Once the pictures are set aside, print the records that follow exactly as written.

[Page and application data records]
##############################
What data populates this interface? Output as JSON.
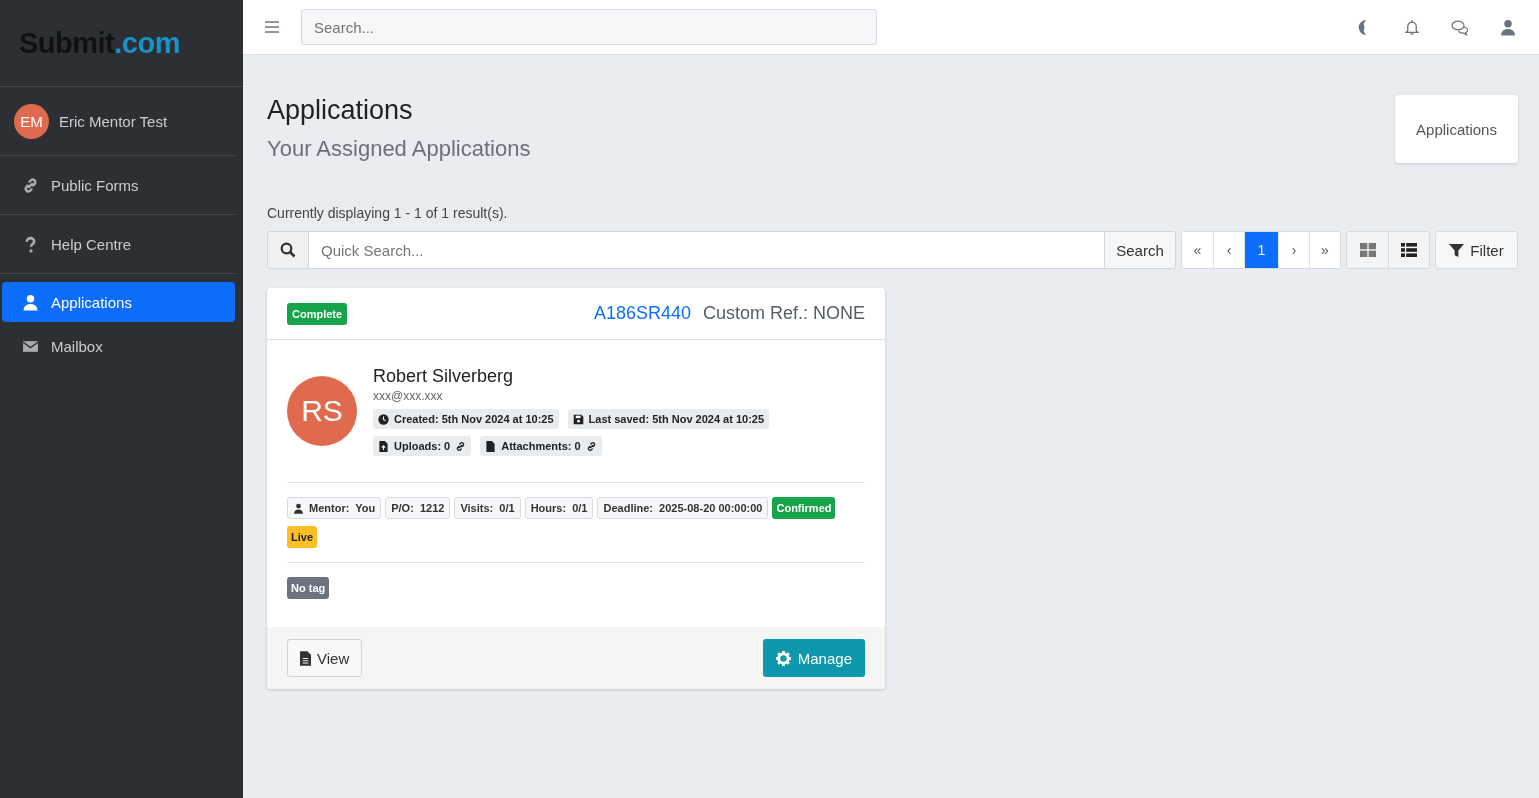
{
  "logo": {
    "main": "Submit",
    "suffix": ".com"
  },
  "user": {
    "initials": "EM",
    "name": "Eric Mentor Test"
  },
  "sidebar": {
    "items": [
      {
        "kind": "link",
        "label": "Public Forms",
        "selected": false
      },
      {
        "kind": "help",
        "label": "Help Centre",
        "selected": false
      },
      {
        "kind": "user",
        "label": "Applications",
        "selected": true
      },
      {
        "kind": "mail",
        "label": "Mailbox",
        "selected": false
      }
    ]
  },
  "topbar": {
    "search": {
      "placeholder": "Search..."
    }
  },
  "page": {
    "title": "Applications",
    "subtitle": "Your Assigned Applications",
    "breadcrumb": "Applications",
    "result_count": "Currently displaying 1 - 1 of 1 result(s)."
  },
  "toolbar": {
    "quick_search": {
      "placeholder": "Quick Search..."
    },
    "search_button": "Search",
    "pagination": [
      {
        "label": "«",
        "selected": false
      },
      {
        "label": "‹",
        "selected": false
      },
      {
        "label": "1",
        "selected": true
      },
      {
        "label": "›",
        "selected": false
      },
      {
        "label": "»",
        "selected": false
      }
    ],
    "view_modes": [
      {
        "kind": "grid",
        "selected": false
      },
      {
        "kind": "list",
        "selected": true
      }
    ],
    "filter_button": "Filter"
  },
  "card": {
    "status": "Complete",
    "reference": "A186SR440",
    "custom_ref": "Custom Ref.: NONE",
    "applicant": {
      "initials": "RS",
      "name": "Robert Silverberg",
      "email": "xxx@xxx.xxx"
    },
    "meta": [
      {
        "kind": "clock",
        "text": "Created: 5th Nov 2024 at 10:25",
        "linked": false
      },
      {
        "kind": "save",
        "text": "Last saved: 5th Nov 2024 at 10:25",
        "linked": false
      },
      {
        "kind": "upload",
        "text": "Uploads: 0",
        "linked": true
      },
      {
        "kind": "file",
        "text": "Attachments: 0",
        "linked": true
      }
    ],
    "details": [
      {
        "kind": "user",
        "label": "Mentor:",
        "value": "You"
      },
      {
        "kind": "plain",
        "label": "P/O:",
        "value": "1212"
      },
      {
        "kind": "plain",
        "label": "Visits:",
        "value": "0/1"
      },
      {
        "kind": "plain",
        "label": "Hours:",
        "value": "0/1"
      },
      {
        "kind": "plain",
        "label": "Deadline:",
        "value": "2025-08-20 00:00:00"
      }
    ],
    "badges": [
      {
        "text": "Confirmed",
        "color": "#16a34a"
      },
      {
        "text": "Live",
        "color": "#fbbf24"
      }
    ],
    "tags": [
      "No tag"
    ],
    "view_button": "View",
    "manage_button": "Manage"
  }
}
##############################
Task output:
What data populates this interface? Output as JSON.
{
  "logo": {
    "main": "Submit",
    "suffix": ".com"
  },
  "user": {
    "initials": "EM",
    "name": "Eric Mentor Test"
  },
  "sidebar": {
    "items": [
      {
        "kind": "link",
        "label": "Public Forms",
        "selected": false
      },
      {
        "kind": "help",
        "label": "Help Centre",
        "selected": false
      },
      {
        "kind": "user",
        "label": "Applications",
        "selected": true
      },
      {
        "kind": "mail",
        "label": "Mailbox",
        "selected": false
      }
    ]
  },
  "topbar": {
    "search": {
      "placeholder": "Search..."
    }
  },
  "page": {
    "title": "Applications",
    "subtitle": "Your Assigned Applications",
    "breadcrumb": "Applications",
    "result_count": "Currently displaying 1 - 1 of 1 result(s)."
  },
  "toolbar": {
    "quick_search": {
      "placeholder": "Quick Search..."
    },
    "search_button": "Search",
    "pagination": [
      {
        "label": "«",
        "selected": false
      },
      {
        "label": "‹",
        "selected": false
      },
      {
        "label": "1",
        "selected": true
      },
      {
        "label": "›",
        "selected": false
      },
      {
        "label": "»",
        "selected": false
      }
    ],
    "view_modes": [
      {
        "kind": "grid",
        "selected": false
      },
      {
        "kind": "list",
        "selected": true
      }
    ],
    "filter_button": "Filter"
  },
  "card": {
    "status": "Complete",
    "reference": "A186SR440",
    "custom_ref": "Custom Ref.: NONE",
    "applicant": {
      "initials": "RS",
      "name": "Robert Silverberg",
      "email": "xxx@xxx.xxx"
    },
    "meta": [
      {
        "kind": "clock",
        "text": "Created: 5th Nov 2024 at 10:25",
        "linked": false
      },
      {
        "kind": "save",
        "text": "Last saved: 5th Nov 2024 at 10:25",
        "linked": false
      },
      {
        "kind": "upload",
        "text": "Uploads: 0",
        "linked": true
      },
      {
        "kind": "file",
        "text": "Attachments: 0",
        "linked": true
      }
    ],
    "details": [
      {
        "kind": "user",
        "label": "Mentor:",
        "value": "You"
      },
      {
        "kind": "plain",
        "label": "P/O:",
        "value": "1212"
      },
      {
        "kind": "plain",
        "label": "Visits:",
        "value": "0/1"
      },
      {
        "kind": "plain",
        "label": "Hours:",
        "value": "0/1"
      },
      {
        "kind": "plain",
        "label": "Deadline:",
        "value": "2025-08-20 00:00:00"
      }
    ],
    "badges": [
      {
        "text": "Confirmed",
        "color": "#16a34a"
      },
      {
        "text": "Live",
        "color": "#fbbf24"
      }
    ],
    "tags": [
      "No tag"
    ],
    "view_button": "View",
    "manage_button": "Manage"
  }
}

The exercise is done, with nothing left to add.